» BRIEF
An exact copy of every record is needed, with all pictures omitted.

[Page and application data records]
■ ■ ■ ■

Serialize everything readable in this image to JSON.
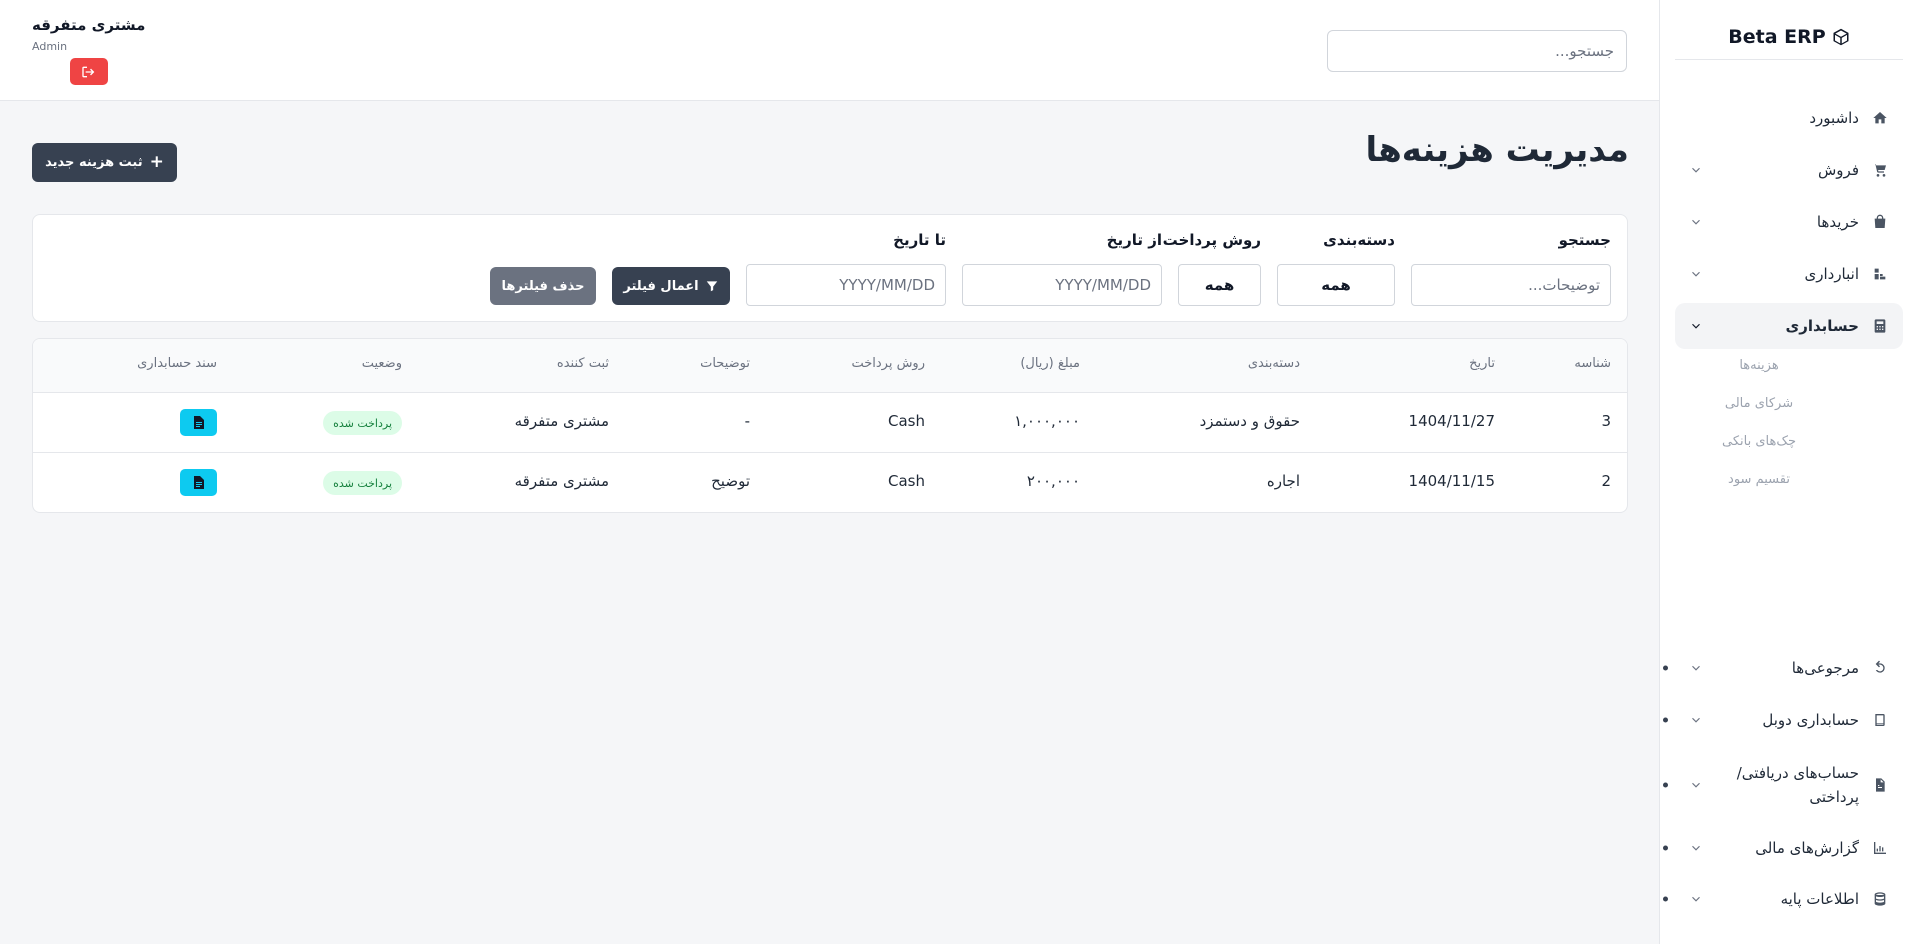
{
  "brand": {
    "name": "Beta ERP"
  },
  "sidebar": {
    "items": [
      {
        "label": "داشبورد",
        "icon": "home-icon"
      },
      {
        "label": "فروش",
        "icon": "cart-icon"
      },
      {
        "label": "خریدها",
        "icon": "shopping-bag-icon"
      },
      {
        "label": "انبارداری",
        "icon": "warehouse-icon"
      },
      {
        "label": "حسابداری",
        "icon": "calculator-icon"
      },
      {
        "label": "مرجوعی‌ها",
        "icon": "undo-icon"
      },
      {
        "label": "حسابداری دوبل",
        "icon": "book-icon"
      },
      {
        "label": "حساب‌های دریافتی/\nپرداختی",
        "icon": "invoice-icon"
      },
      {
        "label": "گزارش‌های مالی",
        "icon": "chart-icon"
      },
      {
        "label": "اطلاعات پایه",
        "icon": "database-icon"
      }
    ],
    "sub_items": [
      {
        "label": "هزینه‌ها"
      },
      {
        "label": "شرکای مالی"
      },
      {
        "label": "چک‌های بانکی"
      },
      {
        "label": "تقسیم سود"
      }
    ]
  },
  "topbar": {
    "search_placeholder": "جستجو...",
    "user_name": "مشتری متفرقه",
    "user_role": "Admin"
  },
  "page": {
    "title": "مدیریت هزینه‌ها",
    "add_button": "ثبت هزینه جدید"
  },
  "filters": {
    "search_label": "جستجو",
    "search_placeholder": "توضیحات...",
    "category_label": "دسته‌بندی",
    "category_value": "همه",
    "payment_label": "روش پرداخت",
    "payment_value": "همه",
    "from_label": "از تاریخ",
    "from_placeholder": "YYYY/MM/DD",
    "to_label": "تا تاریخ",
    "to_placeholder": "YYYY/MM/DD",
    "apply_button": "اعمال فیلتر",
    "clear_button": "حذف فیلترها"
  },
  "table": {
    "headers": [
      "شناسه",
      "تاریخ",
      "دسته‌بندی",
      "مبلغ (ریال)",
      "روش پرداخت",
      "توضیحات",
      "ثبت کننده",
      "وضعیت",
      "سند حسابداری"
    ],
    "rows": [
      {
        "id": "3",
        "date": "1404/11/27",
        "category": "حقوق و دستمزد",
        "amount": "۱,۰۰۰,۰۰۰",
        "method": "Cash",
        "description": "-",
        "creator": "مشتری متفرقه",
        "status": "پرداخت شده"
      },
      {
        "id": "2",
        "date": "1404/11/15",
        "category": "اجاره",
        "amount": "۲۰۰,۰۰۰",
        "method": "Cash",
        "description": "توضیح",
        "creator": "مشتری متفرقه",
        "status": "پرداخت شده"
      }
    ]
  }
}
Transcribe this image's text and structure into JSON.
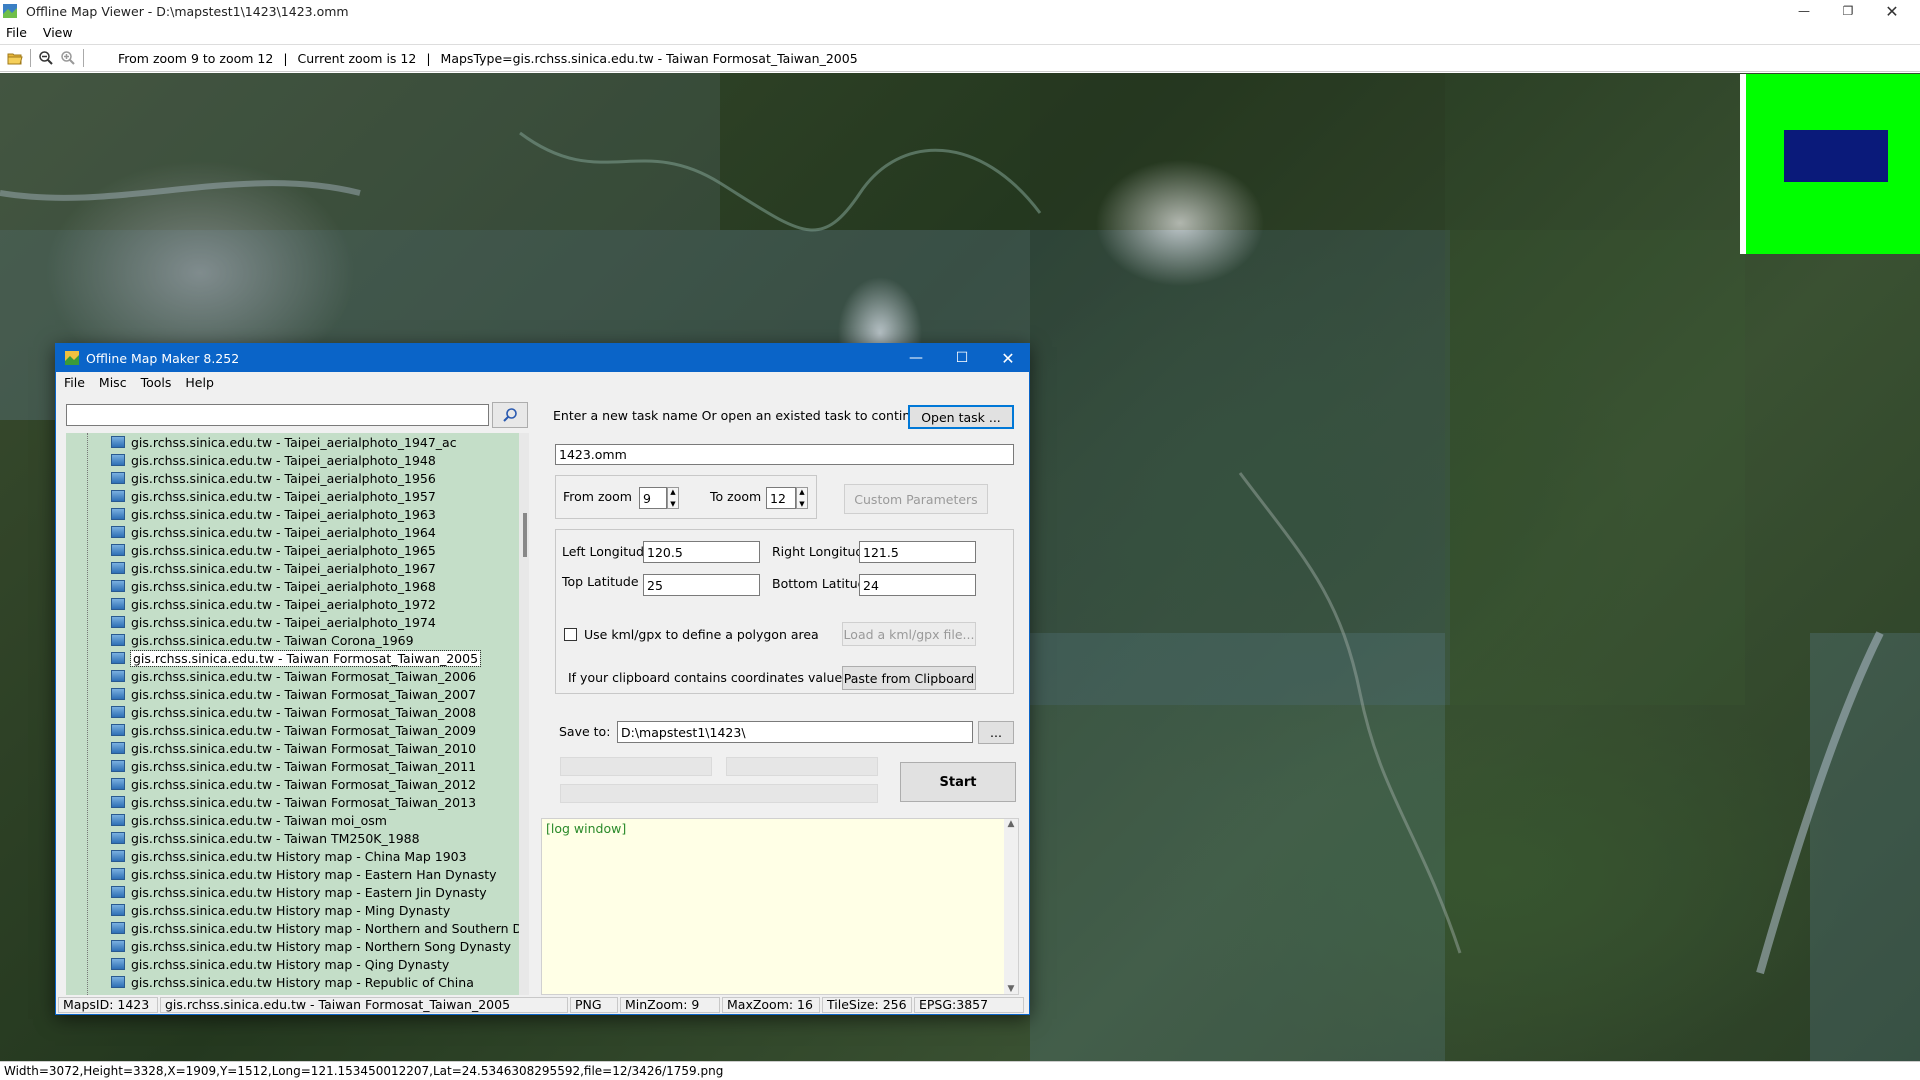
{
  "window": {
    "title": "Offline Map Viewer - D:\\mapstest1\\1423\\1423.omm"
  },
  "menu": {
    "file": "File",
    "view": "View"
  },
  "toolbar": {
    "zoom_range": "From zoom 9 to zoom 12",
    "sep1": "|",
    "current_zoom": "Current zoom is 12",
    "sep2": "|",
    "maps_type": "MapsType=gis.rchss.sinica.edu.tw - Taiwan Formosat_Taiwan_2005"
  },
  "statusbar": {
    "text": "Width=3072,Height=3328,X=1909,Y=1512,Long=121.153450012207,Lat=24.5346308295592,file=12/3426/1759.png"
  },
  "dialog": {
    "title": "Offline Map Maker 8.252",
    "menu": [
      "File",
      "Misc",
      "Tools",
      "Help"
    ],
    "search_value": "",
    "tree_items": [
      "gis.rchss.sinica.edu.tw - Taipei_aerialphoto_1947_ac",
      "gis.rchss.sinica.edu.tw - Taipei_aerialphoto_1948",
      "gis.rchss.sinica.edu.tw - Taipei_aerialphoto_1956",
      "gis.rchss.sinica.edu.tw - Taipei_aerialphoto_1957",
      "gis.rchss.sinica.edu.tw - Taipei_aerialphoto_1963",
      "gis.rchss.sinica.edu.tw - Taipei_aerialphoto_1964",
      "gis.rchss.sinica.edu.tw - Taipei_aerialphoto_1965",
      "gis.rchss.sinica.edu.tw - Taipei_aerialphoto_1967",
      "gis.rchss.sinica.edu.tw - Taipei_aerialphoto_1968",
      "gis.rchss.sinica.edu.tw - Taipei_aerialphoto_1972",
      "gis.rchss.sinica.edu.tw - Taipei_aerialphoto_1974",
      "gis.rchss.sinica.edu.tw - Taiwan Corona_1969",
      "gis.rchss.sinica.edu.tw - Taiwan Formosat_Taiwan_2005",
      "gis.rchss.sinica.edu.tw - Taiwan Formosat_Taiwan_2006",
      "gis.rchss.sinica.edu.tw - Taiwan Formosat_Taiwan_2007",
      "gis.rchss.sinica.edu.tw - Taiwan Formosat_Taiwan_2008",
      "gis.rchss.sinica.edu.tw - Taiwan Formosat_Taiwan_2009",
      "gis.rchss.sinica.edu.tw - Taiwan Formosat_Taiwan_2010",
      "gis.rchss.sinica.edu.tw - Taiwan Formosat_Taiwan_2011",
      "gis.rchss.sinica.edu.tw - Taiwan Formosat_Taiwan_2012",
      "gis.rchss.sinica.edu.tw - Taiwan Formosat_Taiwan_2013",
      "gis.rchss.sinica.edu.tw - Taiwan moi_osm",
      "gis.rchss.sinica.edu.tw - Taiwan TM250K_1988",
      "gis.rchss.sinica.edu.tw History map - China Map 1903",
      "gis.rchss.sinica.edu.tw History map - Eastern Han Dynasty",
      "gis.rchss.sinica.edu.tw History map - Eastern Jin Dynasty",
      "gis.rchss.sinica.edu.tw History map - Ming Dynasty",
      "gis.rchss.sinica.edu.tw History map - Northern and Southern Dynasty",
      "gis.rchss.sinica.edu.tw History map - Northern Song Dynasty",
      "gis.rchss.sinica.edu.tw History map - Qing Dynasty",
      "gis.rchss.sinica.edu.tw History map - Republic of China"
    ],
    "selected_tree_item": "gis.rchss.sinica.edu.tw - Taiwan Formosat_Taiwan_2005",
    "task_prompt": "Enter a new task name Or open an existed task to continue:",
    "open_task": "Open task ...",
    "task_name": "1423.omm",
    "from_zoom_label": "From zoom",
    "from_zoom": "9",
    "to_zoom_label": "To zoom",
    "to_zoom": "12",
    "custom_params": "Custom Parameters",
    "left_lon_label": "Left Longitude",
    "left_lon": "120.5",
    "right_lon_label": "Right Longitude",
    "right_lon": "121.5",
    "top_lat_label": "Top Latitude",
    "top_lat": "25",
    "bottom_lat_label": "Bottom Latitude",
    "bottom_lat": "24",
    "kml_label": "Use kml/gpx to define a polygon area",
    "kml_checked": false,
    "load_kml": "Load a kml/gpx file...",
    "clipboard_label": "If your clipboard contains coordinates values:",
    "paste": "Paste from Clipboard",
    "save_label": "Save to:",
    "save_path": "D:\\mapstest1\\1423\\",
    "browse": "...",
    "start": "Start",
    "log": "[log window]",
    "status": {
      "maps_id": "MapsID: 1423",
      "map_name": "gis.rchss.sinica.edu.tw - Taiwan Formosat_Taiwan_2005",
      "format": "PNG",
      "min_zoom": "MinZoom: 9",
      "max_zoom": "MaxZoom: 16",
      "tile_size": "TileSize: 256",
      "epsg": "EPSG:3857"
    }
  },
  "colors": {
    "accent": "#0a64c8",
    "tree_bg": "#c4dec8",
    "minimap": "#00ff00",
    "minimap_view": "#0a1a7a",
    "log_bg": "#ffffe6",
    "log_text": "#2a8a2a"
  }
}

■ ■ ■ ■

» TASK SOLUTION
Serialize everything readable in this image to JSON.
{
  "brand": {
    "name": "Beta ERP"
  },
  "sidebar": {
    "items": [
      {
        "label": "داشبورد",
        "icon": "home-icon"
      },
      {
        "label": "فروش",
        "icon": "cart-icon"
      },
      {
        "label": "خریدها",
        "icon": "shopping-bag-icon"
      },
      {
        "label": "انبارداری",
        "icon": "warehouse-icon"
      },
      {
        "label": "حسابداری",
        "icon": "calculator-icon"
      },
      {
        "label": "مرجوعی‌ها",
        "icon": "undo-icon"
      },
      {
        "label": "حسابداری دوبل",
        "icon": "book-icon"
      },
      {
        "label": "حساب‌های دریافتی/\nپرداختی",
        "icon": "invoice-icon"
      },
      {
        "label": "گزارش‌های مالی",
        "icon": "chart-icon"
      },
      {
        "label": "اطلاعات پایه",
        "icon": "database-icon"
      }
    ],
    "sub_items": [
      {
        "label": "هزینه‌ها"
      },
      {
        "label": "شرکای مالی"
      },
      {
        "label": "چک‌های بانکی"
      },
      {
        "label": "تقسیم سود"
      }
    ]
  },
  "topbar": {
    "search_placeholder": "جستجو...",
    "user_name": "مشتری متفرقه",
    "user_role": "Admin"
  },
  "page": {
    "title": "مدیریت هزینه‌ها",
    "add_button": "ثبت هزینه جدید"
  },
  "filters": {
    "search_label": "جستجو",
    "search_placeholder": "توضیحات...",
    "category_label": "دسته‌بندی",
    "category_value": "همه",
    "payment_label": "روش پرداخت",
    "payment_value": "همه",
    "from_label": "از تاریخ",
    "from_placeholder": "YYYY/MM/DD",
    "to_label": "تا تاریخ",
    "to_placeholder": "YYYY/MM/DD",
    "apply_button": "اعمال فیلتر",
    "clear_button": "حذف فیلترها"
  },
  "table": {
    "headers": [
      "شناسه",
      "تاریخ",
      "دسته‌بندی",
      "مبلغ (ریال)",
      "روش پرداخت",
      "توضیحات",
      "ثبت کننده",
      "وضعیت",
      "سند حسابداری"
    ],
    "rows": [
      {
        "id": "3",
        "date": "1404/11/27",
        "category": "حقوق و دستمزد",
        "amount": "۱,۰۰۰,۰۰۰",
        "method": "Cash",
        "description": "-",
        "creator": "مشتری متفرقه",
        "status": "پرداخت شده"
      },
      {
        "id": "2",
        "date": "1404/11/15",
        "category": "اجاره",
        "amount": "۲۰۰,۰۰۰",
        "method": "Cash",
        "description": "توضیح",
        "creator": "مشتری متفرقه",
        "status": "پرداخت شده"
      }
    ]
  }
}
Transcribe this image's text and structure into JSON.
{
  "window": {
    "title": "Offline Map Viewer - D:\\mapstest1\\1423\\1423.omm"
  },
  "menu": {
    "file": "File",
    "view": "View"
  },
  "toolbar": {
    "zoom_range": "From zoom 9 to zoom 12",
    "sep1": "|",
    "current_zoom": "Current zoom is 12",
    "sep2": "|",
    "maps_type": "MapsType=gis.rchss.sinica.edu.tw - Taiwan Formosat_Taiwan_2005"
  },
  "statusbar": {
    "text": "Width=3072,Height=3328,X=1909,Y=1512,Long=121.153450012207,Lat=24.5346308295592,file=12/3426/1759.png"
  },
  "dialog": {
    "title": "Offline Map Maker 8.252",
    "menu": [
      "File",
      "Misc",
      "Tools",
      "Help"
    ],
    "search_value": "",
    "tree_items": [
      "gis.rchss.sinica.edu.tw - Taipei_aerialphoto_1947_ac",
      "gis.rchss.sinica.edu.tw - Taipei_aerialphoto_1948",
      "gis.rchss.sinica.edu.tw - Taipei_aerialphoto_1956",
      "gis.rchss.sinica.edu.tw - Taipei_aerialphoto_1957",
      "gis.rchss.sinica.edu.tw - Taipei_aerialphoto_1963",
      "gis.rchss.sinica.edu.tw - Taipei_aerialphoto_1964",
      "gis.rchss.sinica.edu.tw - Taipei_aerialphoto_1965",
      "gis.rchss.sinica.edu.tw - Taipei_aerialphoto_1967",
      "gis.rchss.sinica.edu.tw - Taipei_aerialphoto_1968",
      "gis.rchss.sinica.edu.tw - Taipei_aerialphoto_1972",
      "gis.rchss.sinica.edu.tw - Taipei_aerialphoto_1974",
      "gis.rchss.sinica.edu.tw - Taiwan Corona_1969",
      "gis.rchss.sinica.edu.tw - Taiwan Formosat_Taiwan_2005",
      "gis.rchss.sinica.edu.tw - Taiwan Formosat_Taiwan_2006",
      "gis.rchss.sinica.edu.tw - Taiwan Formosat_Taiwan_2007",
      "gis.rchss.sinica.edu.tw - Taiwan Formosat_Taiwan_2008",
      "gis.rchss.sinica.edu.tw - Taiwan Formosat_Taiwan_2009",
      "gis.rchss.sinica.edu.tw - Taiwan Formosat_Taiwan_2010",
      "gis.rchss.sinica.edu.tw - Taiwan Formosat_Taiwan_2011",
      "gis.rchss.sinica.edu.tw - Taiwan Formosat_Taiwan_2012",
      "gis.rchss.sinica.edu.tw - Taiwan Formosat_Taiwan_2013",
      "gis.rchss.sinica.edu.tw - Taiwan moi_osm",
      "gis.rchss.sinica.edu.tw - Taiwan TM250K_1988",
      "gis.rchss.sinica.edu.tw History map - China Map 1903",
      "gis.rchss.sinica.edu.tw History map - Eastern Han Dynasty",
      "gis.rchss.sinica.edu.tw History map - Eastern Jin Dynasty",
      "gis.rchss.sinica.edu.tw History map - Ming Dynasty",
      "gis.rchss.sinica.edu.tw History map - Northern and Southern Dynasty",
      "gis.rchss.sinica.edu.tw History map - Northern Song Dynasty",
      "gis.rchss.sinica.edu.tw History map - Qing Dynasty",
      "gis.rchss.sinica.edu.tw History map - Republic of China"
    ],
    "selected_tree_item": "gis.rchss.sinica.edu.tw - Taiwan Formosat_Taiwan_2005",
    "task_prompt": "Enter a new task name Or open an existed task to continue:",
    "open_task": "Open task ...",
    "task_name": "1423.omm",
    "from_zoom_label": "From zoom",
    "from_zoom": "9",
    "to_zoom_label": "To zoom",
    "to_zoom": "12",
    "custom_params": "Custom Parameters",
    "left_lon_label": "Left Longitude",
    "left_lon": "120.5",
    "right_lon_label": "Right Longitude",
    "right_lon": "121.5",
    "top_lat_label": "Top Latitude",
    "top_lat": "25",
    "bottom_lat_label": "Bottom Latitude",
    "bottom_lat": "24",
    "kml_label": "Use kml/gpx to define a polygon area",
    "kml_checked": false,
    "load_kml": "Load a kml/gpx file...",
    "clipboard_label": "If your clipboard contains coordinates values:",
    "paste": "Paste from Clipboard",
    "save_label": "Save to:",
    "save_path": "D:\\mapstest1\\1423\\",
    "browse": "...",
    "start": "Start",
    "log": "[log window]",
    "status": {
      "maps_id": "MapsID: 1423",
      "map_name": "gis.rchss.sinica.edu.tw - Taiwan Formosat_Taiwan_2005",
      "format": "PNG",
      "min_zoom": "MinZoom: 9",
      "max_zoom": "MaxZoom: 16",
      "tile_size": "TileSize: 256",
      "epsg": "EPSG:3857"
    }
  },
  "colors": {
    "accent": "#0a64c8",
    "tree_bg": "#c4dec8",
    "minimap": "#00ff00",
    "minimap_view": "#0a1a7a",
    "log_bg": "#ffffe6",
    "log_text": "#2a8a2a"
  }
}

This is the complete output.